Mumbai - Formerly known as Bombay, a hotel in Mumbai is your gateway to India. The beating heart of the vibrant Bollywood movie industry, a melting-pot of cultures, languages and aromas and in the middle of it all, a tropical forest. Mumbai can sometimes feel like stepping into an artist’s palette that’s caught up in a whirlwind. Perhaps that’s why so many people fall so deeply for it.
Jaipur - Painted pink to welcome the Prince of Wales in 1876, many streets apparently decided they liked the colour, and Jaipur is now known as the Pink City. Part of the famous Golden Triangle, India’s most popular tourist circuit, Jaipur’s unmissable sights include the imposing Amer Fort, and the Birla Mandir Hindu temple, which is best seen in the evenings when it’s beautifully illuminated. Book a Jaipur hotel today.
Delhi - With 25 million people in seven cities, it’s no surprise that for many first-time visitors to the sprawling, surging metropolis that is Delhi, it can seem utterly chaotic. The temptation then is to swiftly do all the main sights - the Red Fort, the Gates of Old Delhi, the fort of Purana Qila, the Lodi Gardens and the bustling bazaars - and then move on, but if you can take the heat and the crowds then Delhi has a funny habit of convincing you to stick around in one of its grand hotels.
Goa - This southern state was once a Portuguese colony, and remnants of this period can be seen everywhere, from its Catholic cathedrals and to the occasional drifting lilt of fado music drifting through a window. Yes, this is where people book hotels to party, but there’s far more to Goa than just the nightlife. Spend a morning in the market looking for handicrafts and jewellery, tour a spice farm or indulge in what seems to be the number one activity here - yoga.
Kerala - A South Indian coastal state, beloved by visitors for its tropical landscapes, idyllic sandy beaches, seaside hotels and resorts and the tranquil tea plantations often centred around Munnar, a hill station and once a popular holiday resort for officers of the British Raj. Feeling under the weather? Ayurvedic retreats are very big here.
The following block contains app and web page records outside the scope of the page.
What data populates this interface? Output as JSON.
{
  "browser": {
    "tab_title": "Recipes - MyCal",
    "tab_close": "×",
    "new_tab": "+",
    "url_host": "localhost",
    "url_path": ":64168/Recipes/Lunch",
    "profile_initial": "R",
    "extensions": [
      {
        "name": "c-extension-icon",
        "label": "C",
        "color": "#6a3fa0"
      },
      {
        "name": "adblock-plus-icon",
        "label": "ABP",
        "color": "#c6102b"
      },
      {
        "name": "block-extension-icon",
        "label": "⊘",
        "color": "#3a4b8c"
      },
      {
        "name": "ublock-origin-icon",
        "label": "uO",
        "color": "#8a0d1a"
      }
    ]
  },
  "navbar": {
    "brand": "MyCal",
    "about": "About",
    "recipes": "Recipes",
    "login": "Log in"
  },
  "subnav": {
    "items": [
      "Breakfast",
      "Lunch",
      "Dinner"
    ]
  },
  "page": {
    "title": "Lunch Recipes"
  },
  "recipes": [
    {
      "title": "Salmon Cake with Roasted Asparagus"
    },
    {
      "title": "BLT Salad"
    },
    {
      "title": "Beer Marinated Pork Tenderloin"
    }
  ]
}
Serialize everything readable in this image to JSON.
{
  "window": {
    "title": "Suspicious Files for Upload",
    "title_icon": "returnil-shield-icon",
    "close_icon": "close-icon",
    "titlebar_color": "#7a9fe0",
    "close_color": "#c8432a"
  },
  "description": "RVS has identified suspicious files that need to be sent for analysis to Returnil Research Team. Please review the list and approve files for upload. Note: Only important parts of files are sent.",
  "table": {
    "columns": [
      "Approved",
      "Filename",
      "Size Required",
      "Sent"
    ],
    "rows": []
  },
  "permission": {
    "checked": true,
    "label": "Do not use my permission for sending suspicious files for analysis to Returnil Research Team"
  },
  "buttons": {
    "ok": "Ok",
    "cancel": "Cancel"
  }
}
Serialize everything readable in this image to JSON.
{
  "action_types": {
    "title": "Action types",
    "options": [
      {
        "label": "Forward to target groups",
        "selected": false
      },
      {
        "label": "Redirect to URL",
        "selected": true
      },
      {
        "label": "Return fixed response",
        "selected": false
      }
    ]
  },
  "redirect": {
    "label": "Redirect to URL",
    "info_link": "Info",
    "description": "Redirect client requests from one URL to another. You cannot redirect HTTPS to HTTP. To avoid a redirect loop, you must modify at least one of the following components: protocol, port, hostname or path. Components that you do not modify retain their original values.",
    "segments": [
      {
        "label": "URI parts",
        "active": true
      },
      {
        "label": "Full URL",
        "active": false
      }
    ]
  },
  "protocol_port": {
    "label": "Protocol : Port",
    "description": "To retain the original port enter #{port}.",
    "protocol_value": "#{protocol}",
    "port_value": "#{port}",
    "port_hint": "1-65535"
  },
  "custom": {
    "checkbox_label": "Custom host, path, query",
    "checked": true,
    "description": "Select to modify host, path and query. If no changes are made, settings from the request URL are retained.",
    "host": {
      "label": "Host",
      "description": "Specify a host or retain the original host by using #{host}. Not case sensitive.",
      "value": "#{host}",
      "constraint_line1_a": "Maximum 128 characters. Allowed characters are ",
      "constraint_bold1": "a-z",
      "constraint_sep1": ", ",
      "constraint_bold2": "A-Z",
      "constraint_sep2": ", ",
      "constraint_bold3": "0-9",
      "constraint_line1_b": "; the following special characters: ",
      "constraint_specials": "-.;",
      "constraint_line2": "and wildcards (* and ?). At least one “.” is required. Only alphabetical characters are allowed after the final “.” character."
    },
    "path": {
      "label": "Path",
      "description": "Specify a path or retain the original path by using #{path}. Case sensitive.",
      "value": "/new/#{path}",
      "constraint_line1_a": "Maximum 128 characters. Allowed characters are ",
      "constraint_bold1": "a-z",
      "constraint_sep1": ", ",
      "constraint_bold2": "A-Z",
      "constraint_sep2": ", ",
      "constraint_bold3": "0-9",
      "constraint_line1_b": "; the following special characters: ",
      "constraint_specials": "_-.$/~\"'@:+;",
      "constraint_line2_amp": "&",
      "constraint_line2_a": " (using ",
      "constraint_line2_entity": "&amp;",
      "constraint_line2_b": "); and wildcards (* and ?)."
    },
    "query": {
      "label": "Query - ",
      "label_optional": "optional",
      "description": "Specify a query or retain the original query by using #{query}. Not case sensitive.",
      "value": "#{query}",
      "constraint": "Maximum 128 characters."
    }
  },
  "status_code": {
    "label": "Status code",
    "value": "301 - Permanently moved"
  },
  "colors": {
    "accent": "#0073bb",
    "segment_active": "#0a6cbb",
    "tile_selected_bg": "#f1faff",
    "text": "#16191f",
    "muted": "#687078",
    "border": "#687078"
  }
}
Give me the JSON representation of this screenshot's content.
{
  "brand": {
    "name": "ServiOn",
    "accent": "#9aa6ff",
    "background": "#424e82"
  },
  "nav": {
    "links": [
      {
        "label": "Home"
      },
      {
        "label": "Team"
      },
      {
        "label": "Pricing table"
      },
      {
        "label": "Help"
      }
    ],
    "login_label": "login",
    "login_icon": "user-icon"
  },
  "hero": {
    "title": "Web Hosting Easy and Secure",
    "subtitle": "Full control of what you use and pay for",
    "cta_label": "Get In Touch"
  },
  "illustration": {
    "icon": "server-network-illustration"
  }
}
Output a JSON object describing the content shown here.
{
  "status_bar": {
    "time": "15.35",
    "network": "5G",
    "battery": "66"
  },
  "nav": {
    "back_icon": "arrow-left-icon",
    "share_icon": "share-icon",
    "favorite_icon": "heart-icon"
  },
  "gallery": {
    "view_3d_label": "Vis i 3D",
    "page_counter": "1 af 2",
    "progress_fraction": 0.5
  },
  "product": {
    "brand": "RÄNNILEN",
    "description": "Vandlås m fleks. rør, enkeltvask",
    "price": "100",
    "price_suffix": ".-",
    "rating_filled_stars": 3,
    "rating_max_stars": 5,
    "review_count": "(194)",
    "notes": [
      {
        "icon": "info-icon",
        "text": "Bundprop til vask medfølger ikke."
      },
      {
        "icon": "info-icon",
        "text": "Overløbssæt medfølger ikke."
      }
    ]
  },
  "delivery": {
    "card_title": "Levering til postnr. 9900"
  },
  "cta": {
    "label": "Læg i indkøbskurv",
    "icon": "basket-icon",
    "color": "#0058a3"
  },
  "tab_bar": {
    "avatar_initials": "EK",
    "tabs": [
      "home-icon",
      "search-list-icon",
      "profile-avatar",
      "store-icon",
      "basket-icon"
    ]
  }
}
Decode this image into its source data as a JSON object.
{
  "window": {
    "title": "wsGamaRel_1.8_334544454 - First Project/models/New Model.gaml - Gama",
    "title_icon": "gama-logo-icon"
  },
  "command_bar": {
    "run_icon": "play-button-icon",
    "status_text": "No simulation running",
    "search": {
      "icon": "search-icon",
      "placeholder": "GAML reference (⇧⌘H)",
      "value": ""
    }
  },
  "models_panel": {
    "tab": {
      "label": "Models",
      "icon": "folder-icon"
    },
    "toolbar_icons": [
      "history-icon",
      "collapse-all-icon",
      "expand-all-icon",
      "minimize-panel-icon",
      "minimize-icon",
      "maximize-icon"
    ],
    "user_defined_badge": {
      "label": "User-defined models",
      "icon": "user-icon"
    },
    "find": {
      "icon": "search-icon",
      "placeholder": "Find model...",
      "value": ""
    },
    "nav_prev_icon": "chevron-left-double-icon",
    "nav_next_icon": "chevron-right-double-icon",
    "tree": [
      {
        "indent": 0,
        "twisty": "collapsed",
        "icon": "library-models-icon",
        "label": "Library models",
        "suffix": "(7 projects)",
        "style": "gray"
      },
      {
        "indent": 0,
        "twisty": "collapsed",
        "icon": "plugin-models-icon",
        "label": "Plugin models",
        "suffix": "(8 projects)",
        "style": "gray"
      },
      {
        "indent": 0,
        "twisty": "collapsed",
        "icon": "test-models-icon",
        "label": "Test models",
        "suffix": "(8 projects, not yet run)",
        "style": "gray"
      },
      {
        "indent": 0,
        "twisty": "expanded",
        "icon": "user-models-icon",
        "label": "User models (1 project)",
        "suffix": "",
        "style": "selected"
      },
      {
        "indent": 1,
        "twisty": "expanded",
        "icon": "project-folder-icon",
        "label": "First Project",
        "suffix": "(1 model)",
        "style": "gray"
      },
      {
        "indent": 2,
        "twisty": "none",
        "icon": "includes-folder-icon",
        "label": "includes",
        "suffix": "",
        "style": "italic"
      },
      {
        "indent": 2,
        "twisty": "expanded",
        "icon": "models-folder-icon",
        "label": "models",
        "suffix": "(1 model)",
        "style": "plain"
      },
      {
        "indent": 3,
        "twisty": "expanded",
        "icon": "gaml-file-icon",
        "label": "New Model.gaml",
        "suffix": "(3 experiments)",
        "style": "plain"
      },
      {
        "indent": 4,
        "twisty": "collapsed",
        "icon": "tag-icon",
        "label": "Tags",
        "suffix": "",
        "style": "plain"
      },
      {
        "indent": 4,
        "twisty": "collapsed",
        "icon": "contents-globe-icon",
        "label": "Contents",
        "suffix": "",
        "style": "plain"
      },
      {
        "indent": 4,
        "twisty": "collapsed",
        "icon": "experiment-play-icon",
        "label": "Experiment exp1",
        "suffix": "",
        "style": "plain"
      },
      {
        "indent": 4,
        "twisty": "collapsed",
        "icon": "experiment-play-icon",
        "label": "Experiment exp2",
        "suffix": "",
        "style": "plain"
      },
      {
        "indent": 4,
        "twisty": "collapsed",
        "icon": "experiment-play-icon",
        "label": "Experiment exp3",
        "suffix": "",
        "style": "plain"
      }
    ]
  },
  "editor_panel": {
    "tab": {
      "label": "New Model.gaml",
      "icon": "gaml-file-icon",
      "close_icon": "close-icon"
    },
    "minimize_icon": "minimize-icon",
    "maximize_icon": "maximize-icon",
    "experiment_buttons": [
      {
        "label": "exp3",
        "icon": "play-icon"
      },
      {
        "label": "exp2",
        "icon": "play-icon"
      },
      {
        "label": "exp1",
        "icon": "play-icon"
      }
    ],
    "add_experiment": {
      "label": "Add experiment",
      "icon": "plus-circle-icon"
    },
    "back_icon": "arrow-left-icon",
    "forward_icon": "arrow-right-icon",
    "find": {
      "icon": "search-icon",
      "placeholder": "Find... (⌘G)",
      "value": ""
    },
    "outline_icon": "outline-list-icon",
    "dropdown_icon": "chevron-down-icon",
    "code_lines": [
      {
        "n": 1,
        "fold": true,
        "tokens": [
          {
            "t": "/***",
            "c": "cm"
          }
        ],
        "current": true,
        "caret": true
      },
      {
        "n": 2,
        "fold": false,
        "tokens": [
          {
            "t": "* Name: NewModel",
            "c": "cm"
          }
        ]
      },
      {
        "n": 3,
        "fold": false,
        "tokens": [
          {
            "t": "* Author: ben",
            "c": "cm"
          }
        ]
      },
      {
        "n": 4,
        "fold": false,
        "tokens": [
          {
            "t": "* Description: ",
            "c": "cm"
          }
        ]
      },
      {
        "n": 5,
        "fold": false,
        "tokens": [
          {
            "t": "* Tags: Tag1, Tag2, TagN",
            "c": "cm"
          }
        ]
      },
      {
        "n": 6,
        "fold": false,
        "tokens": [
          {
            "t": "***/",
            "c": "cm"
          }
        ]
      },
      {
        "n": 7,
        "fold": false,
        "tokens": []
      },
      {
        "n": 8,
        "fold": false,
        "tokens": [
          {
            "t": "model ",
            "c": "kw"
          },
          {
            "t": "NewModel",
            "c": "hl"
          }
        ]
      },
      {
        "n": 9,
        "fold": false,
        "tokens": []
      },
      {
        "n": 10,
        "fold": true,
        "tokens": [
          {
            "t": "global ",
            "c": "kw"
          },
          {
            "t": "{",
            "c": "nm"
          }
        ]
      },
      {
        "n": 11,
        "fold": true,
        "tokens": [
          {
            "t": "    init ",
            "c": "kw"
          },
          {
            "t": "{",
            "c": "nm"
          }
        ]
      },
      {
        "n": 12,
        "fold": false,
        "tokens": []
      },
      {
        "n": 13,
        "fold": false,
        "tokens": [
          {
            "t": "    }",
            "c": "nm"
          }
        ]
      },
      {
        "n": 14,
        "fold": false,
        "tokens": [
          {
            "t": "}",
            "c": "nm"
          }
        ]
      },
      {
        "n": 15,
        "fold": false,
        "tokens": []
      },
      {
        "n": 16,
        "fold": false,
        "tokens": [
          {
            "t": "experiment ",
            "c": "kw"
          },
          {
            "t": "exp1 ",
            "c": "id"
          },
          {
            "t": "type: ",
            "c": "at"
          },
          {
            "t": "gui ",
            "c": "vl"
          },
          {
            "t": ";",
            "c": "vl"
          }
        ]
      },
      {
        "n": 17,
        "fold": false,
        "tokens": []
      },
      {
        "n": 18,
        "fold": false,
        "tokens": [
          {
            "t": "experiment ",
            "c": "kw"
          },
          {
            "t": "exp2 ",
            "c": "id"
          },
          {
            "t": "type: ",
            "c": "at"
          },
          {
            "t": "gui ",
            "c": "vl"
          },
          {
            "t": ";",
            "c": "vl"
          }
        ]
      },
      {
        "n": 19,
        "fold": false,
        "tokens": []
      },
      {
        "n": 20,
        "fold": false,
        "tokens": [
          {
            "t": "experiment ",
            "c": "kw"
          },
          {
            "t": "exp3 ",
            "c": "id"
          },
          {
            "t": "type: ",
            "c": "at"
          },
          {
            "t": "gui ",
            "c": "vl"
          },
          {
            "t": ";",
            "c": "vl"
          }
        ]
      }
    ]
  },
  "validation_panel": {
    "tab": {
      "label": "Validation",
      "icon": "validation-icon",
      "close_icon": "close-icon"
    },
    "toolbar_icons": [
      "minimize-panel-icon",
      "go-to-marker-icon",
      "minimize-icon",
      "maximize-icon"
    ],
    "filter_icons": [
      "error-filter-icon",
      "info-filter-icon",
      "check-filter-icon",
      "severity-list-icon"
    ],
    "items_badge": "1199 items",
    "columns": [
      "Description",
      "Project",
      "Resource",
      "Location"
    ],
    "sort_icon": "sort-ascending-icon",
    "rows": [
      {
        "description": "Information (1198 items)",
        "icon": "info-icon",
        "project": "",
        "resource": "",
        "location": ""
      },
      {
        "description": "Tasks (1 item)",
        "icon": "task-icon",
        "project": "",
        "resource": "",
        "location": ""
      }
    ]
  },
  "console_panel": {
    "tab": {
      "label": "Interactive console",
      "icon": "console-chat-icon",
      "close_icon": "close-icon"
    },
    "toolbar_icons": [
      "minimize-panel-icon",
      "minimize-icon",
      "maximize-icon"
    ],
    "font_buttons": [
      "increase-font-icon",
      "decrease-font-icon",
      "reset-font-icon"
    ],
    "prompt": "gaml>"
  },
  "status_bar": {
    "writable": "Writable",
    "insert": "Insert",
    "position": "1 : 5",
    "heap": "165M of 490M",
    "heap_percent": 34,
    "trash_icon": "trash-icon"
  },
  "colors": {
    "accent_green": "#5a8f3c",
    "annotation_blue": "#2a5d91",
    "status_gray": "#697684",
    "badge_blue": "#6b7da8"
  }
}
North of Mumbai, see the incredible cave complex of Kanheri, used for centuries by ancient societies of monks, and learn about the influence of Buddhism on Indian society. The Taj Mahal in Agra is perhaps the greatest monument to love ever created. This ivory-white mausoleum, built by Shah Jahan in the 17th century as a tomb for his favourite wife, is one of the world’s most-recognisable structures. Nearby, another World Heritage Site, the immense Agra Fort, built of red sandstone.
Discover the highlights of the Golden Triangle, including the Red Fort, the Taj Mahal and the City Palace with a convenient five-day tour of Jaipur, Delhi and Agra. Goa has long been one of the iconic traveller destinations, but there’s another side to it beyond the beaches and the bars which you can discover with a guided walking tour. If you want to get away from it all for a while, you’ll find peace and sanctuary in the hill stations found generally in the north, where European colonists would traditionally retreat to escape the stifling summer temperatures.